**PROBLEM TO SOLVE**
Please output all the entries word for word, without the pictures.

(MATERIAL FOR THIS TASK)

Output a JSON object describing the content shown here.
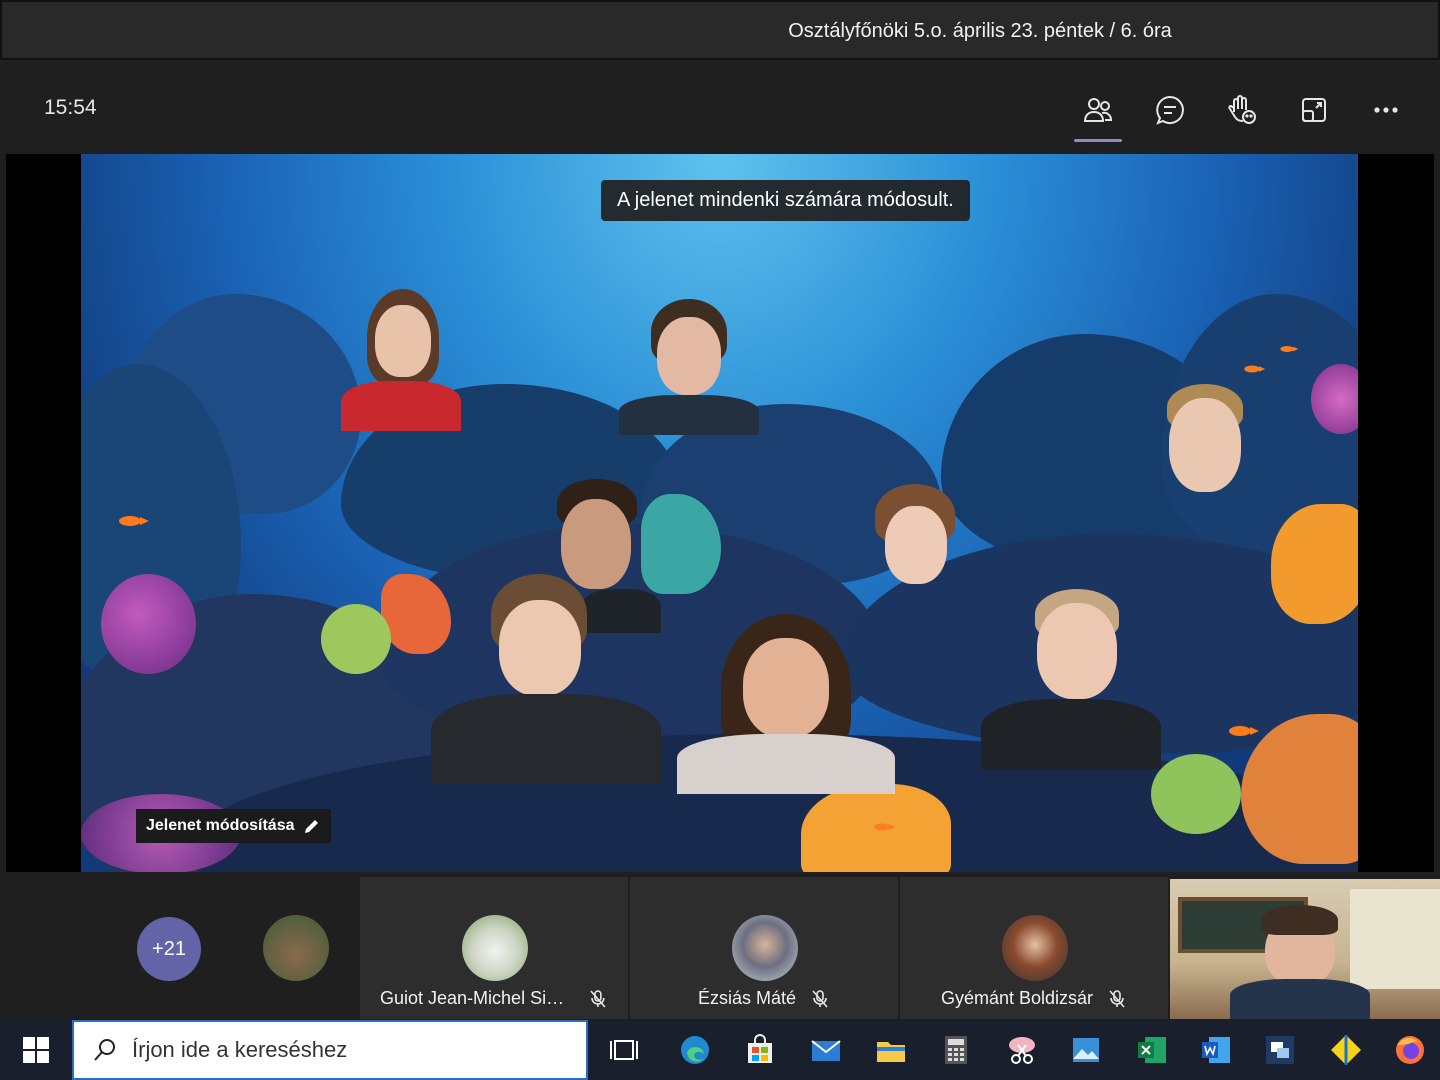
{
  "window": {
    "title": "Osztályfőnöki 5.o. április 23. péntek / 6. óra"
  },
  "toolbar": {
    "clock": "15:54",
    "buttons": [
      "participants-icon",
      "chat-icon",
      "raise-hand-icon",
      "room-icon",
      "more-icon"
    ]
  },
  "stage": {
    "toast": "A jelenet mindenki számára módosult.",
    "edit_scene_label": "Jelenet módosítása"
  },
  "strip": {
    "more_count": "+21",
    "participants": [
      {
        "name": "Guiot Jean-Michel Sim...",
        "muted": true
      },
      {
        "name": "Ézsiás Máté",
        "muted": true
      },
      {
        "name": "Gyémánt Boldizsár",
        "muted": true
      }
    ]
  },
  "taskbar": {
    "search_placeholder": "Írjon ide a kereséshez",
    "apps": [
      "task-view-icon",
      "edge-icon",
      "store-icon",
      "mail-icon",
      "file-explorer-icon",
      "calculator-icon",
      "snip-icon",
      "photos-icon",
      "excel-icon",
      "word-icon",
      "remote-desktop-icon",
      "app-icon",
      "firefox-icon"
    ]
  },
  "colors": {
    "accent": "#6264a7",
    "taskbar": "#1a1f2e",
    "background": "#1f1f1f"
  }
}
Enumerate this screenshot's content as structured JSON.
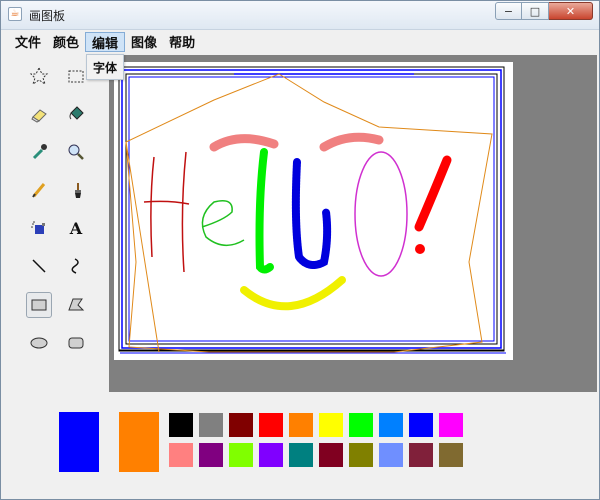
{
  "window": {
    "title": "画图板"
  },
  "window_controls": {
    "minimize": "−",
    "maximize": "□",
    "close": "✕"
  },
  "menu": {
    "items": [
      "文件",
      "颜色",
      "编辑",
      "图像",
      "帮助"
    ],
    "active_index": 2,
    "dropdown_item": "字体"
  },
  "tools": [
    "free-select-icon",
    "rect-select-icon",
    "eraser-icon",
    "fill-bucket-icon",
    "color-picker-icon",
    "magnifier-icon",
    "pencil-icon",
    "brush-icon",
    "airbrush-icon",
    "text-icon",
    "line-icon",
    "curve-icon",
    "rectangle-icon",
    "polygon-icon",
    "ellipse-icon",
    "rounded-rect-icon"
  ],
  "text_tool_glyph": "A",
  "selected_tool": "rectangle-icon",
  "colors": {
    "foreground": "#0000ff",
    "background": "#ff8000",
    "palette_row1": [
      "#000000",
      "#808080",
      "#800000",
      "#ff0000",
      "#ff8000",
      "#ffff00",
      "#00ff00",
      "#0080ff",
      "#0000ff",
      "#ff00ff"
    ],
    "palette_row2": [
      "#ff8080",
      "#800080",
      "#80ff00",
      "#8000ff",
      "#008080",
      "#800020",
      "#808000",
      "#6f8fff",
      "#80203a",
      "#806a30"
    ]
  }
}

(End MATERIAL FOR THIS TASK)

**ANSWER TO THIS PROBLEM**
Output a JSON object describing the content shown here.
{
  "window": {
    "title": "Osztályfőnöki 5.o. április 23. péntek / 6. óra"
  },
  "toolbar": {
    "clock": "15:54",
    "buttons": [
      "participants-icon",
      "chat-icon",
      "raise-hand-icon",
      "room-icon",
      "more-icon"
    ]
  },
  "stage": {
    "toast": "A jelenet mindenki számára módosult.",
    "edit_scene_label": "Jelenet módosítása"
  },
  "strip": {
    "more_count": "+21",
    "participants": [
      {
        "name": "Guiot Jean-Michel Sim...",
        "muted": true
      },
      {
        "name": "Ézsiás Máté",
        "muted": true
      },
      {
        "name": "Gyémánt Boldizsár",
        "muted": true
      }
    ]
  },
  "taskbar": {
    "search_placeholder": "Írjon ide a kereséshez",
    "apps": [
      "task-view-icon",
      "edge-icon",
      "store-icon",
      "mail-icon",
      "file-explorer-icon",
      "calculator-icon",
      "snip-icon",
      "photos-icon",
      "excel-icon",
      "word-icon",
      "remote-desktop-icon",
      "app-icon",
      "firefox-icon"
    ]
  },
  "colors": {
    "accent": "#6264a7",
    "taskbar": "#1a1f2e",
    "background": "#1f1f1f"
  }
}
Enumerate this screenshot's content as structured JSON.
{
  "window": {
    "title": "画图板"
  },
  "window_controls": {
    "minimize": "−",
    "maximize": "□",
    "close": "✕"
  },
  "menu": {
    "items": [
      "文件",
      "颜色",
      "编辑",
      "图像",
      "帮助"
    ],
    "active_index": 2,
    "dropdown_item": "字体"
  },
  "tools": [
    "free-select-icon",
    "rect-select-icon",
    "eraser-icon",
    "fill-bucket-icon",
    "color-picker-icon",
    "magnifier-icon",
    "pencil-icon",
    "brush-icon",
    "airbrush-icon",
    "text-icon",
    "line-icon",
    "curve-icon",
    "rectangle-icon",
    "polygon-icon",
    "ellipse-icon",
    "rounded-rect-icon"
  ],
  "text_tool_glyph": "A",
  "selected_tool": "rectangle-icon",
  "colors": {
    "foreground": "#0000ff",
    "background": "#ff8000",
    "palette_row1": [
      "#000000",
      "#808080",
      "#800000",
      "#ff0000",
      "#ff8000",
      "#ffff00",
      "#00ff00",
      "#0080ff",
      "#0000ff",
      "#ff00ff"
    ],
    "palette_row2": [
      "#ff8080",
      "#800080",
      "#80ff00",
      "#8000ff",
      "#008080",
      "#800020",
      "#808000",
      "#6f8fff",
      "#80203a",
      "#806a30"
    ]
  }
}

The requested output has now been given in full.